Robson started at Border Television (based in Carlisle) in 1966. He is currently co-chairman of Gardeners' Question Time on BBC Radio 4.[1] Previously he contributed to various regional TV series about Alfred Wainwright's walking guides.[2] In 1980 he presented the final episode of the first series of Great Railway Journeys of the World, produced by the BBC. He has been a hobby farmer since 1987, and was also a reporter on the BBC Scotland Landward show. In September 2011 he was accused of a conflict of interest by anti-nuclear protesters opposed to a second generation of nuclear power plants and the possible siting of a high-level waste dump in the Lake District.[3] Robson is the chairman of the Cumbria Tourism organisation but at the same time is a part owner of Osprey Communications, a PR firm that is advisor to the West Cumbria Managing Radioactive Waste Safely Partnership.

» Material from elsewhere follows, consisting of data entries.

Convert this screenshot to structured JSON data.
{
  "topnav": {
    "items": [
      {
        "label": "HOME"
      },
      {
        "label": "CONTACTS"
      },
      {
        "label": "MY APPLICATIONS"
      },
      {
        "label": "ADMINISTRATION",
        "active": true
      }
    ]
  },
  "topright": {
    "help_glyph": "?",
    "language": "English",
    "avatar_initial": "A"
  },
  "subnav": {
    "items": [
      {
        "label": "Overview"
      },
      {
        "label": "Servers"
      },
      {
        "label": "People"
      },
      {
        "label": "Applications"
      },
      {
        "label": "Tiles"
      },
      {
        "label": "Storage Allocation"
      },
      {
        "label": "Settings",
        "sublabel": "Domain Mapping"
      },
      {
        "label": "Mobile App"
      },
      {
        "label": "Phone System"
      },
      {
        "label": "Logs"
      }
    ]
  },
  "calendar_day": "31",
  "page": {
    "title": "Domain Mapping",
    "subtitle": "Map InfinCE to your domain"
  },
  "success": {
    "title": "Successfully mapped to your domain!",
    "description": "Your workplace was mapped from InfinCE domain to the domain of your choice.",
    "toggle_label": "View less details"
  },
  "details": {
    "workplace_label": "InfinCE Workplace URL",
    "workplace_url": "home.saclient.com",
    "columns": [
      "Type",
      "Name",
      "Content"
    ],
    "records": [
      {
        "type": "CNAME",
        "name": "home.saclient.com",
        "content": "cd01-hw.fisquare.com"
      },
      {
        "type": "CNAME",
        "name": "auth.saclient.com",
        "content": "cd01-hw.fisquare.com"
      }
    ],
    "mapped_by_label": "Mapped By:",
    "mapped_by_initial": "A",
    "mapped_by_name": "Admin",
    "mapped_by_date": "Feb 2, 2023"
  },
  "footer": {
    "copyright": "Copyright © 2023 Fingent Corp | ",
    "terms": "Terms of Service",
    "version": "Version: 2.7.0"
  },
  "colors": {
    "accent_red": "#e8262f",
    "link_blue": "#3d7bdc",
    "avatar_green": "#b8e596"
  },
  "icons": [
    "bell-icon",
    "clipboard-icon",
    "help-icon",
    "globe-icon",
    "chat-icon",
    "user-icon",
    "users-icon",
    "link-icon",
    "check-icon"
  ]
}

Personal life

He is chairman of the Wainwright Society and made a series of TV programmes with Alfred Wainwright in the mid-1980s that looked back over the reclusive writer's life. He lives in Wasdale, where he farms at Crag House Farm and (with his wife) runs a mail order company named after Striding Edge, specialising in DVDs, maps and books about the countryside, particularly that of Cumbria.

He married Mary Armstrong in 1976, but they divorced in 1984. They have a son and daughter. He married Annette Steinhilber in 1988. They have a son and two daughters.


  • Co-author 'Great Railway Journeys of the World' (pub. BBC)
  • Editor of The Allotment Handbook (Arena Press).
  • Author - Outside Broadcaster (Autobiography) 2007 - Pub: Frances Lincoln Ltd


External links